Data records for software interfaces
◆ ◆ ◆ ◆

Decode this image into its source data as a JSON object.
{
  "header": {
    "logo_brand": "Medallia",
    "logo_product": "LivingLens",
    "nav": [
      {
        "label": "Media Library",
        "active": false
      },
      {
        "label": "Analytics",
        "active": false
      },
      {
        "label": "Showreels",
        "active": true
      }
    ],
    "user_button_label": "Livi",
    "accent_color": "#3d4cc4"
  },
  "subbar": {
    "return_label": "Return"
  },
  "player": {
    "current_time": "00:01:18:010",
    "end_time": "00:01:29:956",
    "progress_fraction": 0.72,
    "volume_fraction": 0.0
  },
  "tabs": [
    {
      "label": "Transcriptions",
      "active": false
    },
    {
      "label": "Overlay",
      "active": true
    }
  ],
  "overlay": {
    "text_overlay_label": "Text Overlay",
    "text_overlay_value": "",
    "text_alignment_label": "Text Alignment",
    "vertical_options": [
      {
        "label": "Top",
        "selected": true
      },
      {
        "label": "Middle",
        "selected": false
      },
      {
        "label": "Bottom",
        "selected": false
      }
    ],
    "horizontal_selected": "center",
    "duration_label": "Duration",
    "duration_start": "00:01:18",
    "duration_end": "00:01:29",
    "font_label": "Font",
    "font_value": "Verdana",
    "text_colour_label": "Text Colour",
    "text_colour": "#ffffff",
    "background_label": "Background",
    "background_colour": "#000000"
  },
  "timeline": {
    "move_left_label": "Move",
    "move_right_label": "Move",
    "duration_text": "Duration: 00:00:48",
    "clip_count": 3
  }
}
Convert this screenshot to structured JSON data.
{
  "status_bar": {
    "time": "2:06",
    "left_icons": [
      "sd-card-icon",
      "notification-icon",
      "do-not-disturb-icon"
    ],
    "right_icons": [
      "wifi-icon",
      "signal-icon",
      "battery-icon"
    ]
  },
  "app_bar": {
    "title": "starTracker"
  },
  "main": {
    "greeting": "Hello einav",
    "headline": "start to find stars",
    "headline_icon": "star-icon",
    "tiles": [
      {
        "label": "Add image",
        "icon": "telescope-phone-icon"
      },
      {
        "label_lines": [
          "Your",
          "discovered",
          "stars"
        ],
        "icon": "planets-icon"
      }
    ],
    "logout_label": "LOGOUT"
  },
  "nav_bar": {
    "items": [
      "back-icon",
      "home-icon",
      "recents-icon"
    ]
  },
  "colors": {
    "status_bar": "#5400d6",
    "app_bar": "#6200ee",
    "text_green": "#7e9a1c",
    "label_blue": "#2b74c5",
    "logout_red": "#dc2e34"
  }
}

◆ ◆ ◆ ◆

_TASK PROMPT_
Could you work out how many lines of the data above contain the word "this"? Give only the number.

_FINAL ANSWER_
2